Why do companies ask for sponsored posts?The way Google ranks pages in its search is somewhat a dark art, but what we do know about Google is it lists pages predominantly on the kudos it gives to them based on what I'd describe as 'word of mouth'. In order to decide how relevant a page is for what you're searching for, it goes on recommendations. So if you're searching for 'hairdressers in Bournemouth' it does the equivalent of talking to ten of your friends and asking them who the best ones are. It also does some other things, like, if one of your friends is an expert in haircare or beauty, it gives a bit more weight to their recommendation. (This is a very rudimentary explanation but it will do for now). The way Google does this is it does things like sees how many people link to a hair salon, and how many people link to it via the text you've searched for, for example if I own a haircare blog and I write 'Bob's Salon is the best hairdressers in Bournemouth' and link to the website of Bob's Salon, boom, when someone searches for that text in Google, that's a few points given to Bob's Salon that will bump him up the ranking.
Naturally, all companies want to be number one in Google as it's the first thing you click on. So after a little while, companies started to cotton on to this 'word of mouth' premise and paid links were invented. That's why we get emails from companies asking you to link to them (bump them up Google) or link to them via a search text (bump them up Google based on what most people search for) - because as bloggers we are seen as experts in particular areas, and because if we have a good amount of traffic, this means more clicks and more points.
Why isn't this okay?Because Google is a happy, fluffy company that wants to give you results based on honest, genuine information, it does not like this practice at all. In fact, it makes Google very, very grumpy. Other people whom it makes grumpy are the Advertising Standards Authority, and the Office of Fair Trading. These organisations obviously regulate advertising (which a paid link is) and protect consumers. I'll explain - say you've asked your friend which hairdressers you should go to in Bournemouth and they say Bob's Salon. But what they don't tell you is that they're working on commission and they just pocketed £10 for sending you Bob's way. If you find out you'd be pretty narked right?

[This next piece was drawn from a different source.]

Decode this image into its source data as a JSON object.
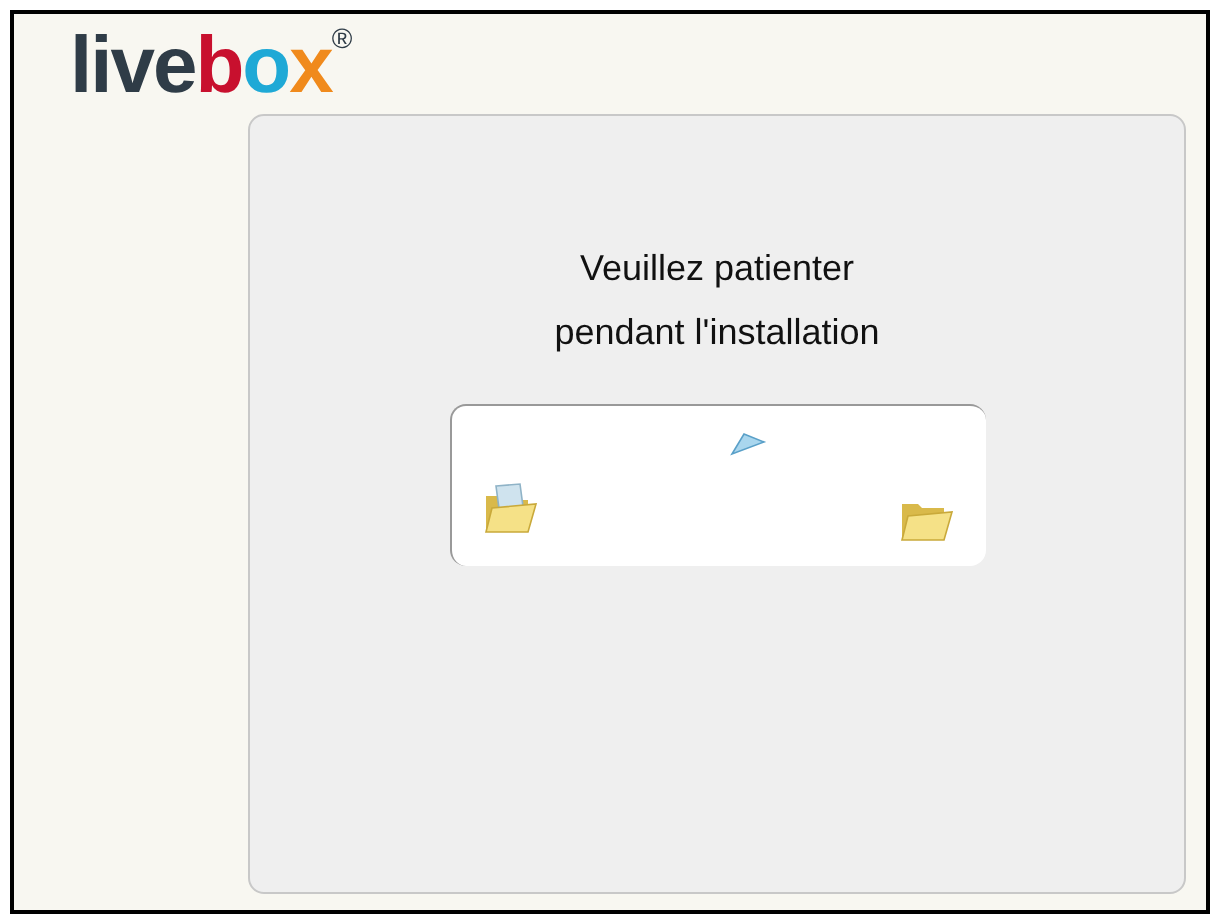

Bob isn't the best hairdresser and might make a right meal out of your hair, but they recommended him to you on the basis they were getting paid, and didn't tell you that. That's what a paid link is doing (unless you do certain things which I'll come on to next).